You may be returning home to your parents for a while, but if that is not an option you will find lots of letting agencies on the internet.  Before you commit to anything it may be worth checking out the ‘finding accommodation’ advice outlined on the Citizens Advice public website. You can also visit our Tenancy Agreements page for advice on your rights.


Money //

Repaying Your Student Loans

If you have a loan with Student Finance you will start repayments the April after you graduate, but only if you're working and earning enough money.  The earnings threshold and the amount you pay per month will depend on your income, who gave you the loan, and which plan you were on. See the Gov.UK Repaying Your Student Loans page to find out more about which repayment plan you are on and how much per month you will be expected to repay.


When you start making repayments they will be deducted monthly from your income, i.e. from your salary.


If you go travelling or work abroad, you are still eligible to repay your student loan if you have an income.  It is your responsibility to maintain contact with the Student Loans Company (SLC) as non-contact could lead to them activating their debt recovery procedures.  In short, this would have a negative impact upon your credit rating and may include legal processes.

Understanding Your Payslip

Most students have had a part-time job during their studies and are familiar with pay-slips.  However, when you begin working as a non-student, additional deductions will be taken from your gross salary, particularly Income Tax, National Insurance and Pension contributions as well as your student loan.


The Government has introduced an auto-enrolment pension system, which means that all employers must sign all staff up to a pension system.  Larger employers will have national pension schemes, e.g. NHS, Local Authorities, Government, Universities and Education. You will see your pension contributions on your payslip.


You can read a good summary about payslips and what the different sections mean on the Money Helper website. You can find out more information about pensions at Pension Wise and about taxes on the HMRC website.

Student Bank Accounts

If you have a student bank account at graduation, you are encouraged to visit your bank.  Most banks will offer a graduate account, which lets you keep most of the benefits of your student account for at least one year, including your 0% overdraft facility. Be aware that the overdraft will need to be paid off by the end of that period otherwise you will be charged for your overdraft. If you are going onto post-graduate study, tell your bank and see if you can keep your student account rather than go onto a graduate account straight away.


You can read more about graduate accounts and find the best offers by visiting Money Saving Expert.

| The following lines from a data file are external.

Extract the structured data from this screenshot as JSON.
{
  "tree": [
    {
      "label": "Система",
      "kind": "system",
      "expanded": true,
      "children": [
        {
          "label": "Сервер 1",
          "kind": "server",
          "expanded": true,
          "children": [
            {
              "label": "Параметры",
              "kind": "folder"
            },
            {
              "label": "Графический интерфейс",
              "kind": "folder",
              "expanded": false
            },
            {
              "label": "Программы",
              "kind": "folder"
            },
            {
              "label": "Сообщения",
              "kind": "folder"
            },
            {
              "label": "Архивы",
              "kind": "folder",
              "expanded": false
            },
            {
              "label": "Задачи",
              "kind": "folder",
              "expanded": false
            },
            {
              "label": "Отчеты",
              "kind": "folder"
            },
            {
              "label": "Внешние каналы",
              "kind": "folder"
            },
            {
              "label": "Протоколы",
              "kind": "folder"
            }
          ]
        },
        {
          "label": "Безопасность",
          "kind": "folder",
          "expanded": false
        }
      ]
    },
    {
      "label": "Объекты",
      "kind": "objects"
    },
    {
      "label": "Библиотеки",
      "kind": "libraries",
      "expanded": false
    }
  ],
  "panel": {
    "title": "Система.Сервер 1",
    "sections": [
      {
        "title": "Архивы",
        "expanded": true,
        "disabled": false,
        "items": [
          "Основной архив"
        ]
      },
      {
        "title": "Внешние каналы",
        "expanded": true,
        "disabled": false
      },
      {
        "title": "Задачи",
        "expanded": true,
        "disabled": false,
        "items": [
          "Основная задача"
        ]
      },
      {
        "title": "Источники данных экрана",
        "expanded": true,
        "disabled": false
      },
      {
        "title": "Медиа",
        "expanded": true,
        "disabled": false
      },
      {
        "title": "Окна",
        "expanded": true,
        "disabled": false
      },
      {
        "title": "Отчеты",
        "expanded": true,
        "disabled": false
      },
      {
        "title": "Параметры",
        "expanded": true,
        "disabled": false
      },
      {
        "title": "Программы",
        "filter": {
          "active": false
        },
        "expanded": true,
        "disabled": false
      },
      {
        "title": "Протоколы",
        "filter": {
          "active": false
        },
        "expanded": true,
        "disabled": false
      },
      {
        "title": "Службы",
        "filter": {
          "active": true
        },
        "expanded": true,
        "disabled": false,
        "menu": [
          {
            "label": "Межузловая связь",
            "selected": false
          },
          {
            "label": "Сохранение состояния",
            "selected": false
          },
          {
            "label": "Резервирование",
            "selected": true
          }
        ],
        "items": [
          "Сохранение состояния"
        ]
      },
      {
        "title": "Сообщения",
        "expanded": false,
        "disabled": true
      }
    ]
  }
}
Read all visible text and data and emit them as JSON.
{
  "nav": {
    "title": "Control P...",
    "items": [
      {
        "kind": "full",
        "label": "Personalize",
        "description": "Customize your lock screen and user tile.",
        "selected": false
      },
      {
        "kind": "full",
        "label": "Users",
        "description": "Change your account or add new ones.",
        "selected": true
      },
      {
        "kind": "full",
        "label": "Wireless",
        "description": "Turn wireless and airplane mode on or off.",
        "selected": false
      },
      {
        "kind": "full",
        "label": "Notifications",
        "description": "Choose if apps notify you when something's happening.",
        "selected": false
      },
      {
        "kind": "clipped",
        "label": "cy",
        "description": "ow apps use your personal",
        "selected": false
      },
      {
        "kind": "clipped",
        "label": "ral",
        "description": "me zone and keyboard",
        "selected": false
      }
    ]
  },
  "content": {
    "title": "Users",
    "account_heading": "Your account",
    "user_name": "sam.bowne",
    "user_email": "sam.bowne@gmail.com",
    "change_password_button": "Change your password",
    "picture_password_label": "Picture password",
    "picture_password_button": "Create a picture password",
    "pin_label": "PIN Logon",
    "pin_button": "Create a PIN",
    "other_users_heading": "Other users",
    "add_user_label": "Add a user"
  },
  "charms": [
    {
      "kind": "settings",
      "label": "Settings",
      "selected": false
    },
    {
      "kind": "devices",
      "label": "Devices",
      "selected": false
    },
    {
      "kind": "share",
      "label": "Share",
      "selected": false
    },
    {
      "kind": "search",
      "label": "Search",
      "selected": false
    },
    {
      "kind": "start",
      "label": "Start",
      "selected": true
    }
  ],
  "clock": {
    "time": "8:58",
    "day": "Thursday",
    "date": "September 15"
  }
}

Welfare Benefits

UK Students who do not have a job when their course ends may be entitled to claim unemployment benefit through Universal Credit. You may also be able to get help with housing costs and get a reduction in council tax.


If you have an illness or disability there may be additional benefits available to you. You can visit our Disabled Students page for more information.


Important: The relevant date is the last date of your course, not the day you graduate.